Your answer should consist of the lines in the data below that contain "Migrate".

(Dataset rows for apps and sites)
-*-*-
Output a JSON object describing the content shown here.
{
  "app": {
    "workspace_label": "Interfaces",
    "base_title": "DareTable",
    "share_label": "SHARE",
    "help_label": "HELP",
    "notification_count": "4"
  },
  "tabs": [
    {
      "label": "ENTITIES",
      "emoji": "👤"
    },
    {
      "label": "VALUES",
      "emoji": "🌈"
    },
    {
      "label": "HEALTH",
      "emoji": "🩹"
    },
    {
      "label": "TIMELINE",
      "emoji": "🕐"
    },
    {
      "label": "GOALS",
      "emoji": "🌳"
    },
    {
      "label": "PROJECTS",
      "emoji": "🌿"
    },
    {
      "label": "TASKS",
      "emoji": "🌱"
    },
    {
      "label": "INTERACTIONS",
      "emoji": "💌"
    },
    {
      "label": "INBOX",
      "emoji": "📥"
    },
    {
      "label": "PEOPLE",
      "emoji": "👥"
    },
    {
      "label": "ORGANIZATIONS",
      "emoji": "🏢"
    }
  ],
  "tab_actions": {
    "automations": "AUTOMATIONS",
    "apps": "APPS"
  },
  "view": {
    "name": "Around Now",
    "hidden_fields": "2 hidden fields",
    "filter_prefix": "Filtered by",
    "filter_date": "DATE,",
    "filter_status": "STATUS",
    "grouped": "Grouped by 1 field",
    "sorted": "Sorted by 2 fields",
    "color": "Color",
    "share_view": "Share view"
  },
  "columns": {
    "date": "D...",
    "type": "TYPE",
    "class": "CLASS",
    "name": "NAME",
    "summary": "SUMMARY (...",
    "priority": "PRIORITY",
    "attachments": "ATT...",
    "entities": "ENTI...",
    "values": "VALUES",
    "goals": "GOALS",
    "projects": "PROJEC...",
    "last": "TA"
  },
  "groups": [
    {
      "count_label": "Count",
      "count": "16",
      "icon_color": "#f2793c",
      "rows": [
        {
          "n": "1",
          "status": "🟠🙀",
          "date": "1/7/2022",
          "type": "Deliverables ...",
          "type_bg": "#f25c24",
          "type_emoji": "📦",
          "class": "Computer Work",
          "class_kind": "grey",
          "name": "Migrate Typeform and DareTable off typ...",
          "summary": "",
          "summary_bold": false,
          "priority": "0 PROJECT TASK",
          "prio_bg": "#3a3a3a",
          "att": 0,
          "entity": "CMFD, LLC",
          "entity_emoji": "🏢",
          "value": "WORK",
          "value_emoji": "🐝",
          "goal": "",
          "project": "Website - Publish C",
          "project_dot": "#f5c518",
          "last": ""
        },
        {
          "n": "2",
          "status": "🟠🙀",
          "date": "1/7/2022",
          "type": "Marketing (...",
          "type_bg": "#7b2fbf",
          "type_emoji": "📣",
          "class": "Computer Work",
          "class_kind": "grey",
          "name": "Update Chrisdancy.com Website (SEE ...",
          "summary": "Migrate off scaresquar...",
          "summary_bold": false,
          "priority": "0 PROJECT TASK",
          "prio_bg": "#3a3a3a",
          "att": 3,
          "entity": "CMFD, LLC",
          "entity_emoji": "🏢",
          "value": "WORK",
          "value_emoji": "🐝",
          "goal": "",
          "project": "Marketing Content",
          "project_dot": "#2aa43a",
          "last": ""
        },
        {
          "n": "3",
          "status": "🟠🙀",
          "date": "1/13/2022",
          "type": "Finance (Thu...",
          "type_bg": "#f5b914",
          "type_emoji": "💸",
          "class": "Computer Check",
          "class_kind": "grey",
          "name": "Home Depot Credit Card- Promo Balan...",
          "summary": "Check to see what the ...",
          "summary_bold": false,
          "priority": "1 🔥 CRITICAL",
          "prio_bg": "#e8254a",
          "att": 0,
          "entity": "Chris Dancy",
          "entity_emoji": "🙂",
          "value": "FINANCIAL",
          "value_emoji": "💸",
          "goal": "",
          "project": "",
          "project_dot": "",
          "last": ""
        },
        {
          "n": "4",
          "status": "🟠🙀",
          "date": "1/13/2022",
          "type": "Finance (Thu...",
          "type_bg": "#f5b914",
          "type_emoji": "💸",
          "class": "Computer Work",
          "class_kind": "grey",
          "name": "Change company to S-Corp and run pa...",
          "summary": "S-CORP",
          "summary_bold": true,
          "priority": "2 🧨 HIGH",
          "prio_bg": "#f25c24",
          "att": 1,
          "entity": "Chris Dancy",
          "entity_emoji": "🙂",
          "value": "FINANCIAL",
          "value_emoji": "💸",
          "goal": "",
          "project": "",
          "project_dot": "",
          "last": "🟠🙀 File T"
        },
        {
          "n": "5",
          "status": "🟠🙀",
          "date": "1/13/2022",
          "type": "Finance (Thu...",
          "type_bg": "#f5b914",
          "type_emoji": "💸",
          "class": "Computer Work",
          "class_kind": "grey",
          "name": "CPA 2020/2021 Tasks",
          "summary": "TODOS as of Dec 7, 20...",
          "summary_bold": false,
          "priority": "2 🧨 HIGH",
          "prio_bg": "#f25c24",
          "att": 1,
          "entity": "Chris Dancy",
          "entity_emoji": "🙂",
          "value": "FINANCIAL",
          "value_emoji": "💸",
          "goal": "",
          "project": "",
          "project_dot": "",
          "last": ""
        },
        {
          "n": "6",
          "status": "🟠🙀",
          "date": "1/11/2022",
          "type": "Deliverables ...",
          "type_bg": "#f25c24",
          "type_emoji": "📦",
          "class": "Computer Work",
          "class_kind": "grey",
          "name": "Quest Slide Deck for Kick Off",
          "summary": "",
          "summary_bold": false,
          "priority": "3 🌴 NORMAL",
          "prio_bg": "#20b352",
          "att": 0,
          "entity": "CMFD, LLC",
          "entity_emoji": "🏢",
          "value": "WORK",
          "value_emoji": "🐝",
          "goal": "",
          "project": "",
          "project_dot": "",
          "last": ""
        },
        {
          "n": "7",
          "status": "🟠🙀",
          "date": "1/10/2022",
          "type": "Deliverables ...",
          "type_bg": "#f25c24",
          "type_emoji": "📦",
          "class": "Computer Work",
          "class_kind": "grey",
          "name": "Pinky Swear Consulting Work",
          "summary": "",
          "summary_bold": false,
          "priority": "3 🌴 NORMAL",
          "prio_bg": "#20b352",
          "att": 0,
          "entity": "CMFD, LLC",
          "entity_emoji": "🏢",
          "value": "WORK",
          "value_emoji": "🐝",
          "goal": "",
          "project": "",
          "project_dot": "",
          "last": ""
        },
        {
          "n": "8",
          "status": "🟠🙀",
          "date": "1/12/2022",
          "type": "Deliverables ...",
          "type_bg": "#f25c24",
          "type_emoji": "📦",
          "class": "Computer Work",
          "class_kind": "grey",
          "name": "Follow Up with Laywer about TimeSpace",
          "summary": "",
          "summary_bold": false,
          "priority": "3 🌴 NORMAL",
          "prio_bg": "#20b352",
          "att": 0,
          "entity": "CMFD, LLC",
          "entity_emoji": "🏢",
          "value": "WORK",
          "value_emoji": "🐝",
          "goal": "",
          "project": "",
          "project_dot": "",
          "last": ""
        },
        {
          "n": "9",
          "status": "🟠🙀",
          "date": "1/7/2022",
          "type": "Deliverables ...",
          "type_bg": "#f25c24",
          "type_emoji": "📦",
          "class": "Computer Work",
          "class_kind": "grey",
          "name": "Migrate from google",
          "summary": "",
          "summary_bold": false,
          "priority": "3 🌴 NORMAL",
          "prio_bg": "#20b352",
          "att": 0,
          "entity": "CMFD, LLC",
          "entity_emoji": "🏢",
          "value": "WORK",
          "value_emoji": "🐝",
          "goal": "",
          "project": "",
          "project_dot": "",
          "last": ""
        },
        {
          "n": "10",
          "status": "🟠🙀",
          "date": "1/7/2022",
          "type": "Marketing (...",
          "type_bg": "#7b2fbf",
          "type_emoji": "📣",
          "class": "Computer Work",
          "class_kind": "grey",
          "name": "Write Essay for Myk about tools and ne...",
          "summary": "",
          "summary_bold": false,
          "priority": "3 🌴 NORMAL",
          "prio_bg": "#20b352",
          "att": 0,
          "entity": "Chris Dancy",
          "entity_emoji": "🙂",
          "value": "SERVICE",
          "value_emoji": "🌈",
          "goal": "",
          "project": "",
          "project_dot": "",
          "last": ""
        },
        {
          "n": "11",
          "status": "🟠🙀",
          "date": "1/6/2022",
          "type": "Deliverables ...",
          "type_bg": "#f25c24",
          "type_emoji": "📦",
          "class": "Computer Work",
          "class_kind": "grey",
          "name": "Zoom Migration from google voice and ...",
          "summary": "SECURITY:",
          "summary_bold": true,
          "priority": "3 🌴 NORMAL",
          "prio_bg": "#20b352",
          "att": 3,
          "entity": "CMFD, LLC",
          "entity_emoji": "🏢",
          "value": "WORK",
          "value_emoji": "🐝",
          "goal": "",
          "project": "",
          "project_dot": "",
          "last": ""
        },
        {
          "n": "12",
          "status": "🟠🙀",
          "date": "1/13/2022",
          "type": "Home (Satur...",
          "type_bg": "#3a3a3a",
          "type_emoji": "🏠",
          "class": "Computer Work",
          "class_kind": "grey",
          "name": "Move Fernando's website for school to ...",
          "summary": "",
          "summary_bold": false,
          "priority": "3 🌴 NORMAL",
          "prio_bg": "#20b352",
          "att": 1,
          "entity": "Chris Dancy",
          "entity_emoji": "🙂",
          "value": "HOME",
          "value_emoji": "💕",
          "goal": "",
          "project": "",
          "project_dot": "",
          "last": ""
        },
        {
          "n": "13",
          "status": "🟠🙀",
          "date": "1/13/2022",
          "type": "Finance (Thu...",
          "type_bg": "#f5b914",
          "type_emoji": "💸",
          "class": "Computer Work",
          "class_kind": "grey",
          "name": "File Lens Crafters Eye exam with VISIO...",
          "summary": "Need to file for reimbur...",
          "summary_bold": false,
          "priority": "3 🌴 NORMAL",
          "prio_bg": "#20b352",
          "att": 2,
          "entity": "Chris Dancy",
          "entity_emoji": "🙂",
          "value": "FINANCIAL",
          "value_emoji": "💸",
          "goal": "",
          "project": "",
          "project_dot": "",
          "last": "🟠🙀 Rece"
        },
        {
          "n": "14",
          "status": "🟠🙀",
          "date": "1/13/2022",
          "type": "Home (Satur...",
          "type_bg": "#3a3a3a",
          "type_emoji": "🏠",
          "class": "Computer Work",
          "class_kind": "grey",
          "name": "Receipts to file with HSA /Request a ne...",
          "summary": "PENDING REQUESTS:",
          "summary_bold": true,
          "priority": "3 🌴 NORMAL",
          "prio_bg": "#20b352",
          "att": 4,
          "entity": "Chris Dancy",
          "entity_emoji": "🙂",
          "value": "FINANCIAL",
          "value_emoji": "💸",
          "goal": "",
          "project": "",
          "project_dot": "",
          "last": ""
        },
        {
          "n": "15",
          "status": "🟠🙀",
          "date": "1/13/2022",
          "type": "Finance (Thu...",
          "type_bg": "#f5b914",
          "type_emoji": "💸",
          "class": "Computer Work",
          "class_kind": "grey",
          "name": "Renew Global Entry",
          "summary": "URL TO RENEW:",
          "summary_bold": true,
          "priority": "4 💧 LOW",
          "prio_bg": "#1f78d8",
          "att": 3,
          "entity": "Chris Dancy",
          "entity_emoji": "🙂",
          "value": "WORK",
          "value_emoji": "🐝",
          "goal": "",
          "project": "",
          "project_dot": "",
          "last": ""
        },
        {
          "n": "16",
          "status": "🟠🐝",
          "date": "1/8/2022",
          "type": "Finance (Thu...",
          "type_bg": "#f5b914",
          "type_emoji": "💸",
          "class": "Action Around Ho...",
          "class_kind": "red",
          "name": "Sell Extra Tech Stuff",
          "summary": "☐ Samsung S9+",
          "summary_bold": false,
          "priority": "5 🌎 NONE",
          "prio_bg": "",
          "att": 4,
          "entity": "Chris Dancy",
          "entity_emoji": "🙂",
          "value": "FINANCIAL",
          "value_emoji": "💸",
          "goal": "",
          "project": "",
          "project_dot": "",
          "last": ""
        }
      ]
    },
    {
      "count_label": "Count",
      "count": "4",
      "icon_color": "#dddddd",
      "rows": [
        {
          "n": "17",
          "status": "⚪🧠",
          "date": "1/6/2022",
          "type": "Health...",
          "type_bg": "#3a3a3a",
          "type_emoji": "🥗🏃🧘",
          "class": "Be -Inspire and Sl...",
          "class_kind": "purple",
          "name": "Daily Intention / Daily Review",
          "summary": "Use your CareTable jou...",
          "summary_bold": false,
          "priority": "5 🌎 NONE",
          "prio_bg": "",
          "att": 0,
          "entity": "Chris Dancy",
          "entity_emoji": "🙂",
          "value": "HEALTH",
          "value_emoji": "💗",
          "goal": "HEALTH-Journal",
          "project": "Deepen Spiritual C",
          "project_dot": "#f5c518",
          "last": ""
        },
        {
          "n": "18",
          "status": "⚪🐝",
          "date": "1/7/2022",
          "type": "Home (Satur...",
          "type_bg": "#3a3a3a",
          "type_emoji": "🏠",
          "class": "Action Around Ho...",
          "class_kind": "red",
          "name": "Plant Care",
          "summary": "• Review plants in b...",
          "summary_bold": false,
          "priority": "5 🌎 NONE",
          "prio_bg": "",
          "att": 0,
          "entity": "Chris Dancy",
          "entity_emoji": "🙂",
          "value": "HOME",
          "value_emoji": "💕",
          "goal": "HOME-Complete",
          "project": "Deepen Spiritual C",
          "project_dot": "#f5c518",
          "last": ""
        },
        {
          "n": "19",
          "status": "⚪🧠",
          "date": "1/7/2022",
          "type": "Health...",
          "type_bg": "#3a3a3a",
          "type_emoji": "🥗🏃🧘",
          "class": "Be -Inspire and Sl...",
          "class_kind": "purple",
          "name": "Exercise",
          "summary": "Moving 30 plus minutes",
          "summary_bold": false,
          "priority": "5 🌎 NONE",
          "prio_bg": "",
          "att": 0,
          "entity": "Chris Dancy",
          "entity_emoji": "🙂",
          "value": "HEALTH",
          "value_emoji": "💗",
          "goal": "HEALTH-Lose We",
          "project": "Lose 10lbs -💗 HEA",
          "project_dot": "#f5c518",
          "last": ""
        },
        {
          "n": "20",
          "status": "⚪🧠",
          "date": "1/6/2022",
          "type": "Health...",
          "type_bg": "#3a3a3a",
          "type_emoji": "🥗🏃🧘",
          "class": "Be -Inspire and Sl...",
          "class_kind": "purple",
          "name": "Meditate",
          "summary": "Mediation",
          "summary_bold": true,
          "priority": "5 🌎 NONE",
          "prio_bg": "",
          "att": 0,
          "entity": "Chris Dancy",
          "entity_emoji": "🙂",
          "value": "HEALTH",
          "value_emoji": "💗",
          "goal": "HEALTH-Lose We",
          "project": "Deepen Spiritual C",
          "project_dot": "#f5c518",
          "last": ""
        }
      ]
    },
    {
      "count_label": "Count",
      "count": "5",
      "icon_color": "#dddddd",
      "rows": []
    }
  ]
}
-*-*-
== Output for this task ==
          "name": "Migrate Typeform and DareTable off typ...",
          "summary": "Migrate off scaresquar...",
          "name": "Migrate from google",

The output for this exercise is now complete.